═══ DATA TO USE ═══

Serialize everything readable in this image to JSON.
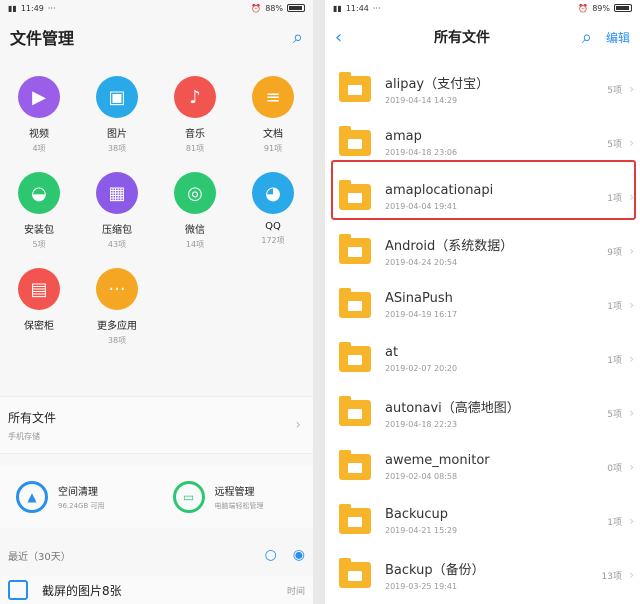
{
  "left": {
    "status": {
      "time": "11:49",
      "battery": "88%"
    },
    "title": "文件管理",
    "categories": [
      {
        "name": "视频",
        "count": "4项",
        "color": "#9b5ee8",
        "icon": "play-icon"
      },
      {
        "name": "图片",
        "count": "38项",
        "color": "#2aa9e8",
        "icon": "image-icon"
      },
      {
        "name": "音乐",
        "count": "81项",
        "color": "#f2554f",
        "icon": "music-icon"
      },
      {
        "name": "文档",
        "count": "91项",
        "color": "#f5a623",
        "icon": "document-icon"
      },
      {
        "name": "安装包",
        "count": "5项",
        "color": "#2ec771",
        "icon": "android-icon"
      },
      {
        "name": "压缩包",
        "count": "43项",
        "color": "#8b5be8",
        "icon": "archive-icon"
      },
      {
        "name": "微信",
        "count": "14项",
        "color": "#2ec771",
        "icon": "wechat-icon"
      },
      {
        "name": "QQ",
        "count": "172项",
        "color": "#2aa9e8",
        "icon": "qq-icon"
      },
      {
        "name": "保密柜",
        "count": "",
        "color": "#f2554f",
        "icon": "safe-icon"
      },
      {
        "name": "更多应用",
        "count": "38项",
        "color": "#f5a623",
        "icon": "more-icon"
      }
    ],
    "all_files": {
      "title": "所有文件",
      "sub": "手机存储"
    },
    "tools": [
      {
        "title": "空间清理",
        "sub": "96.24GB 可用",
        "color": "#2a8ef0"
      },
      {
        "title": "远程管理",
        "sub": "电脑端轻松管理",
        "color": "#2ec771"
      }
    ],
    "recent": {
      "label": "最近（30天）"
    },
    "screenshot_row": {
      "label": "截屏的图片8张",
      "time": "时间"
    }
  },
  "right": {
    "status": {
      "time": "11:44",
      "battery": "89%"
    },
    "title": "所有文件",
    "edit": "编辑",
    "files": [
      {
        "name": "alipay（支付宝）",
        "date": "2019-04-14 14:29",
        "count": "5项"
      },
      {
        "name": "amap",
        "date": "2019-04-18 23:06",
        "count": "5项"
      },
      {
        "name": "amaplocationapi",
        "date": "2019-04-04 19:41",
        "count": "1项"
      },
      {
        "name": "Android（系统数据）",
        "date": "2019-04-24 20:54",
        "count": "9项"
      },
      {
        "name": "ASinaPush",
        "date": "2019-04-19 16:17",
        "count": "1项"
      },
      {
        "name": "at",
        "date": "2019-02-07 20:20",
        "count": "1项"
      },
      {
        "name": "autonavi（高德地图）",
        "date": "2019-04-18 22:23",
        "count": "5项"
      },
      {
        "name": "aweme_monitor",
        "date": "2019-02-04 08:58",
        "count": "0项"
      },
      {
        "name": "Backucup",
        "date": "2019-04-21 15:29",
        "count": "1项"
      },
      {
        "name": "Backup（备份）",
        "date": "2019-03-25 19:41",
        "count": "13项"
      }
    ]
  }
}
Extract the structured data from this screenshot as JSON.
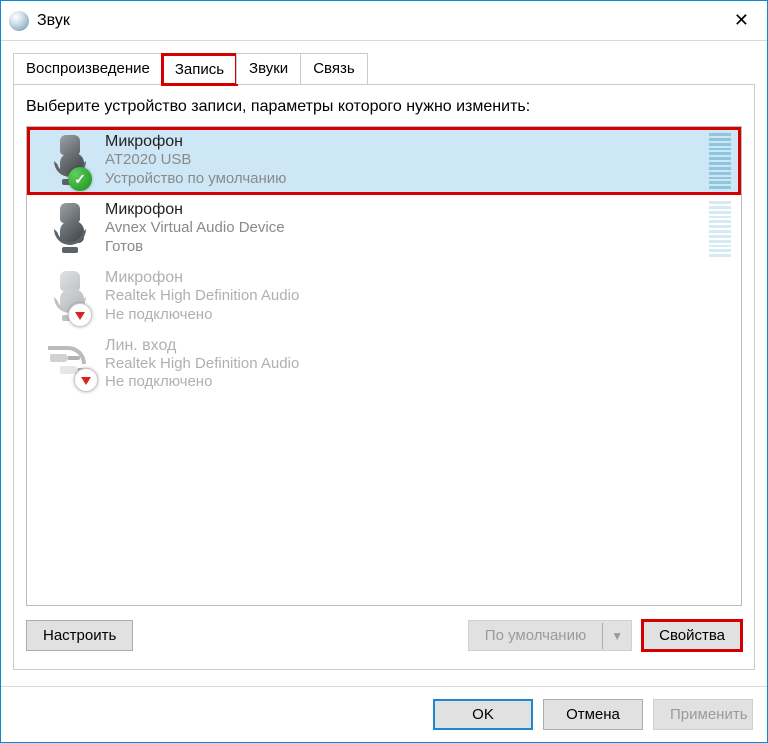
{
  "window": {
    "title": "Звук"
  },
  "tabs": [
    {
      "label": "Воспроизведение",
      "active": false
    },
    {
      "label": "Запись",
      "active": true,
      "highlight": true
    },
    {
      "label": "Звуки",
      "active": false
    },
    {
      "label": "Связь",
      "active": false
    }
  ],
  "instruction": "Выберите устройство записи, параметры которого нужно изменить:",
  "devices": [
    {
      "name": "Микрофон",
      "subtitle": "AT2020 USB",
      "status": "Устройство по умолчанию",
      "icon": "mic-dark",
      "overlay": "check",
      "selected": true,
      "highlight": true,
      "meter": true,
      "disabled": false
    },
    {
      "name": "Микрофон",
      "subtitle": "Avnex Virtual Audio Device",
      "status": "Готов",
      "icon": "mic-dark",
      "overlay": null,
      "selected": false,
      "highlight": false,
      "meter": true,
      "disabled": false
    },
    {
      "name": "Микрофон",
      "subtitle": "Realtek High Definition Audio",
      "status": "Не подключено",
      "icon": "mic-light",
      "overlay": "down",
      "selected": false,
      "highlight": false,
      "meter": false,
      "disabled": true
    },
    {
      "name": "Лин. вход",
      "subtitle": "Realtek High Definition Audio",
      "status": "Не подключено",
      "icon": "line-in",
      "overlay": "down",
      "selected": false,
      "highlight": false,
      "meter": false,
      "disabled": true
    }
  ],
  "buttons": {
    "configure": "Настроить",
    "default": "По умолчанию",
    "properties": "Свойства"
  },
  "footer": {
    "ok": "OK",
    "cancel": "Отмена",
    "apply": "Применить"
  }
}
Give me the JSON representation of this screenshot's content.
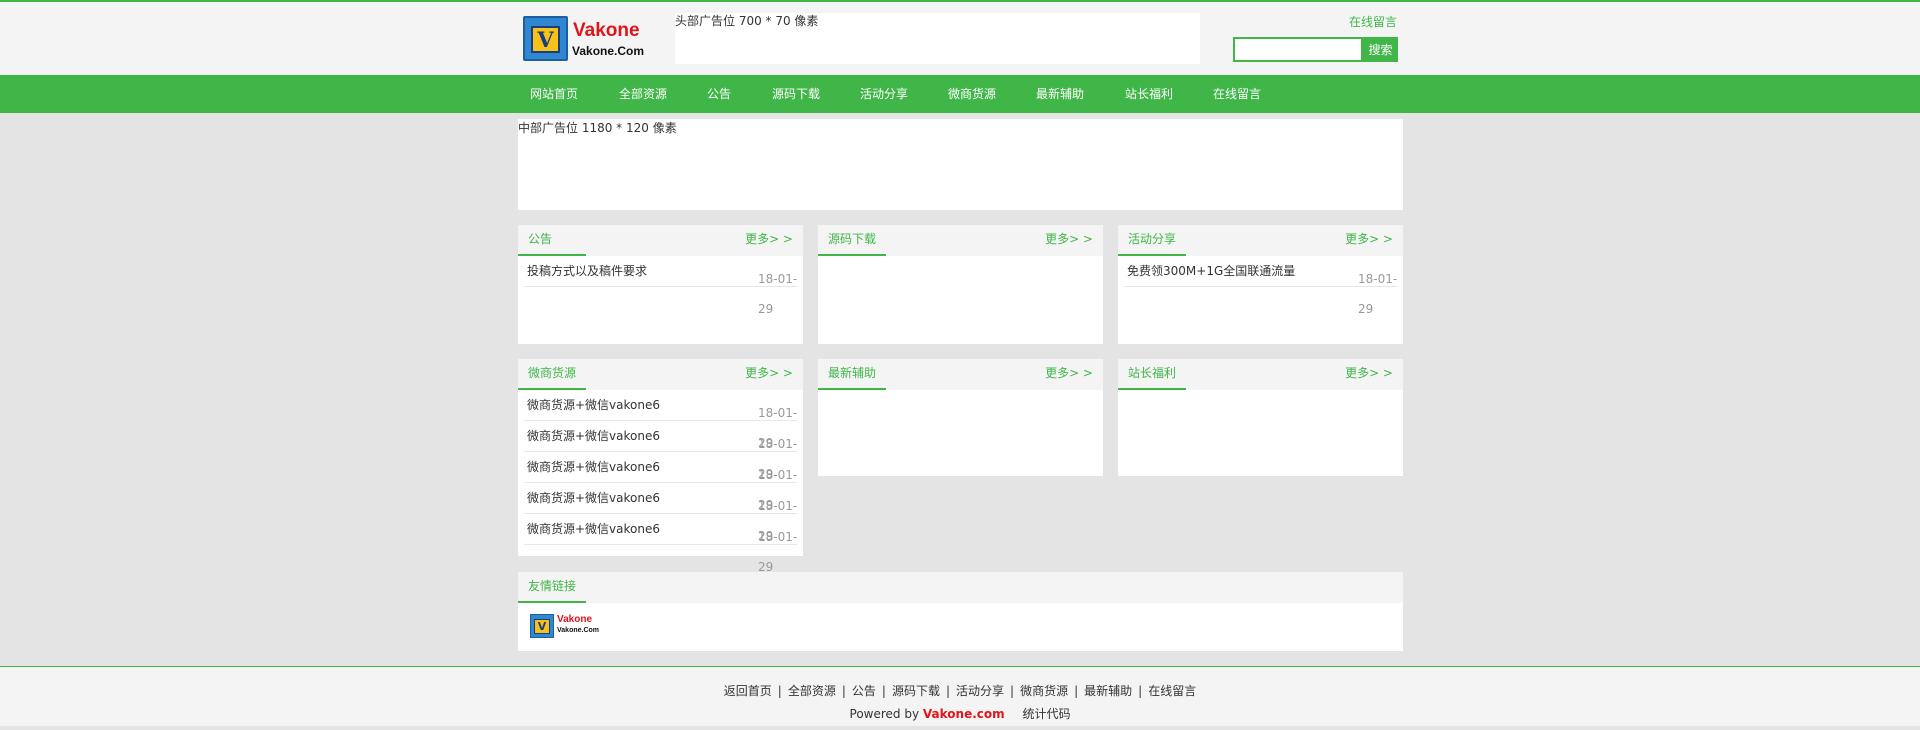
{
  "header": {
    "logo_name": "Vakone",
    "logo_sub": "Vakone.Com",
    "logo_glyph": "V",
    "ad_text": "头部广告位 700 * 70 像素",
    "online_message": "在线留言",
    "search_placeholder": "",
    "search_button": "搜索"
  },
  "nav": [
    "网站首页",
    "全部资源",
    "公告",
    "源码下载",
    "活动分享",
    "微商货源",
    "最新辅助",
    "站长福利",
    "在线留言"
  ],
  "middle_ad": "中部广告位 1180 * 120 像素",
  "more_label": "更多> >",
  "panels": {
    "notice": {
      "title": "公告",
      "rows": [
        {
          "title": "投稿方式以及稿件要求",
          "date": "18-01-29"
        }
      ]
    },
    "source": {
      "title": "源码下载",
      "rows": []
    },
    "activity": {
      "title": "活动分享",
      "rows": [
        {
          "title": "免费领300M+1G全国联通流量",
          "date": "18-01-29"
        }
      ]
    },
    "supply": {
      "title": "微商货源",
      "rows": [
        {
          "title": "微商货源+微信vakone6",
          "date": "18-01-29"
        },
        {
          "title": "微商货源+微信vakone6",
          "date": "18-01-29"
        },
        {
          "title": "微商货源+微信vakone6",
          "date": "18-01-29"
        },
        {
          "title": "微商货源+微信vakone6",
          "date": "18-01-29"
        },
        {
          "title": "微商货源+微信vakone6",
          "date": "18-01-29"
        }
      ]
    },
    "assist": {
      "title": "最新辅助",
      "rows": []
    },
    "welfare": {
      "title": "站长福利",
      "rows": []
    }
  },
  "friend_links": {
    "title": "友情链接",
    "logo_name": "Vakone",
    "logo_sub": "Vakone.Com",
    "logo_glyph": "V"
  },
  "footer": {
    "links": [
      "返回首页",
      "全部资源",
      "公告",
      "源码下载",
      "活动分享",
      "微商货源",
      "最新辅助",
      "在线留言"
    ],
    "separator": "|",
    "powered_by": "Powered by",
    "brand": "Vakone.com",
    "stat_code": "统计代码"
  },
  "colors": {
    "accent": "#40b649",
    "brand_red": "#e0141b",
    "logo_blue": "#2f86d1",
    "logo_yellow": "#f6c21a"
  }
}
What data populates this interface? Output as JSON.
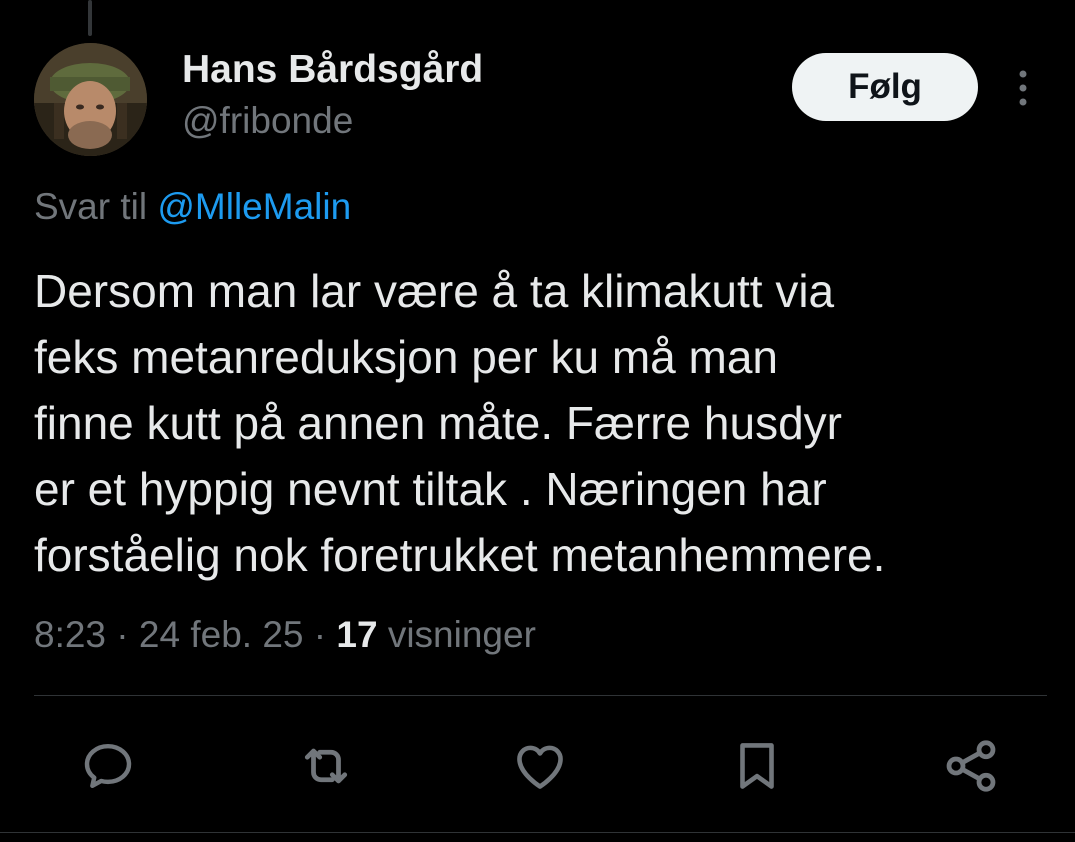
{
  "author": {
    "display_name": "Hans Bårdsgård",
    "handle": "@fribonde"
  },
  "follow_button": {
    "label": "Følg"
  },
  "reply_context": {
    "prefix": "Svar til ",
    "mention": "@MlleMalin"
  },
  "tweet": {
    "lines": [
      "Dersom man lar være å ta klimakutt via",
      "feks metanreduksjon per ku må man",
      "finne kutt på annen måte. Færre husdyr",
      "er et hyppig nevnt tiltak . Næringen har",
      "forståelig nok foretrukket metanhemmere."
    ]
  },
  "meta": {
    "time": "8:23",
    "date": "24 feb. 25",
    "views_count": "17",
    "views_label": "visninger",
    "separator": " · "
  },
  "actions": [
    {
      "icon": "reply-icon"
    },
    {
      "icon": "retweet-icon"
    },
    {
      "icon": "like-icon"
    },
    {
      "icon": "bookmark-icon"
    },
    {
      "icon": "share-icon"
    }
  ],
  "colors": {
    "background": "#000000",
    "text_primary": "#e7e9ea",
    "text_secondary": "#71767b",
    "link": "#1d9bf0",
    "follow_button_bg": "#eff3f4",
    "divider": "#2f3336"
  }
}
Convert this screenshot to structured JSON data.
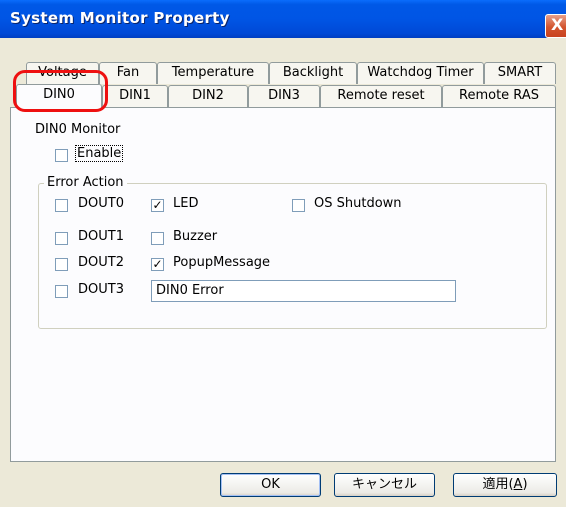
{
  "window": {
    "title": "System Monitor Property",
    "close_glyph": "X"
  },
  "tabs_row1": [
    "Voltage",
    "Fan",
    "Temperature",
    "Backlight",
    "Watchdog Timer",
    "SMART"
  ],
  "tabs_row2": [
    "DIN0",
    "DIN1",
    "DIN2",
    "DIN3",
    "Remote reset",
    "Remote RAS"
  ],
  "active_tab": "DIN0",
  "monitor": {
    "section_label": "DIN0 Monitor",
    "enable_label": "Enable",
    "enable_checked": false
  },
  "error_action": {
    "legend": "Error Action",
    "dout": [
      {
        "label": "DOUT0",
        "checked": false
      },
      {
        "label": "DOUT1",
        "checked": false
      },
      {
        "label": "DOUT2",
        "checked": false
      },
      {
        "label": "DOUT3",
        "checked": false
      }
    ],
    "led": {
      "label": "LED",
      "checked": true
    },
    "buzzer": {
      "label": "Buzzer",
      "checked": false
    },
    "popup": {
      "label": "PopupMessage",
      "checked": true
    },
    "os_shutdown": {
      "label": "OS Shutdown",
      "checked": false
    },
    "message_value": "DIN0 Error"
  },
  "buttons": {
    "ok": "OK",
    "cancel": "キャンセル",
    "apply": "適用(",
    "apply_key": "A",
    "apply_close": ")"
  },
  "colors": {
    "titlebar": "#0055e5",
    "highlight": "#ee1010",
    "dialog_bg": "#ece9d8"
  }
}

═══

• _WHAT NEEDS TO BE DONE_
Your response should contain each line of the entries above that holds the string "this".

• _SOLUTION_
Serialize everything readable in this image to JSON.
Extract the structured data from this screenshot as JSON.
Give me the JSON representation of this screenshot's content.
What data populates this interface? Output as JSON.
Convert this screenshot to structured JSON data.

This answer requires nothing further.